Cyber-Extortion: Duties and Liabilities Related to the Elephant in the Server Room


This is a comprehensive analysis of the legal frameworks related to cyber-extortion – the practice of demanding money in exchange for not carrying out threats to commit harm that would involve a victim's information systems. The author hopes it will catalyze an urgently needed discussion of relevant public policy concerns.

Cyber-extortion has, by all accounts, become a common, professionalized and profit-driven criminal pursuit targeting businesses. 17% of businesses in a recent survey indicated having received a cyber-extortion demand. An additional 13% of respondents were not sure if their business had received such a demand.

Awareness of the risks of cybercrime has spread. Advancements have been made in the field of cyber-security. Furthermore, statutes, regulations and recent FTC settlements have begun to articulate a minimum standard of care that businesses should maintain with regard to the security of information systems. Yet not all businesses have taken readily available precautions.

To complicate matters, cyber-extortions often involve a threat to commit a harm using hijacked networks of computers owned by other businesses. Thus, an analysis specifically dedicated to cyber-extortion is required because of the unique web of liabilities that may arise from a typical cyber-extortion scenario.

This article first reviews the available means for prosecuting or recovering damages from a cyber-extortionist. The article then considers the duties and potential liabilities of businesses that are victims of cyber-extortion. For example, an extortionist may follow-through on a threat to disclose or sell private customer data, resulting in the targeted enterprise being liable to its customers. However, a victimized business could conceivably be able to recover damages against a business that failed to take adequate steps to secure its information systems, such that its systems became the tools of the crime. This article reviews current trends and possible theories for recovering damages in such a scenario. The article concludes with a discussion of the public policy implications of finding businesses liable for damages caused by their unsecured information systems.

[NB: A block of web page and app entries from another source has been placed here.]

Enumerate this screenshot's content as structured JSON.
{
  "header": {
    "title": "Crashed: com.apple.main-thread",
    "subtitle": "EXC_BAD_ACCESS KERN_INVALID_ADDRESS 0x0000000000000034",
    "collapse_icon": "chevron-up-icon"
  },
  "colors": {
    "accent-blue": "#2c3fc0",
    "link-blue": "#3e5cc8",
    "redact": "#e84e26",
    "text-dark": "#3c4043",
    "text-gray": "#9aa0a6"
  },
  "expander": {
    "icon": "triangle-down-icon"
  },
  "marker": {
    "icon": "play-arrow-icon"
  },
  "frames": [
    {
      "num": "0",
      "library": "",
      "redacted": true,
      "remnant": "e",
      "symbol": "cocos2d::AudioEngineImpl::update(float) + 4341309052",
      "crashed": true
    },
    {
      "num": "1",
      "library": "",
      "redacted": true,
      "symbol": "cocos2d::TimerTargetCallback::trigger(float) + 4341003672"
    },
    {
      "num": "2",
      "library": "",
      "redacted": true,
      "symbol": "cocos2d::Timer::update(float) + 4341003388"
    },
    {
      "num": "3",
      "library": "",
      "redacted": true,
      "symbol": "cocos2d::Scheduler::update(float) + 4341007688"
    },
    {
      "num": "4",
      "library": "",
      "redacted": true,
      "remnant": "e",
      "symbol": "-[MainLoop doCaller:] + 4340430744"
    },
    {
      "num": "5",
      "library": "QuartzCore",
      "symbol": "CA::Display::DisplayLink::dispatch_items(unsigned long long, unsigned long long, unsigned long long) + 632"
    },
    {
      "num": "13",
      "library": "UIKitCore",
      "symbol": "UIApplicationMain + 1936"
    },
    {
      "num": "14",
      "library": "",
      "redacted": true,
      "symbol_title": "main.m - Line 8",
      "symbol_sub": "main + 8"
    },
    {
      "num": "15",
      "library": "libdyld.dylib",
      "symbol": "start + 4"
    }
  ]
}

Computer Law | Consumer Protection Law | Criminal Law | Criminal Procedure | Internet Law | Law and Society | Science and Technology Law | Torts

Date of this Version

January 2007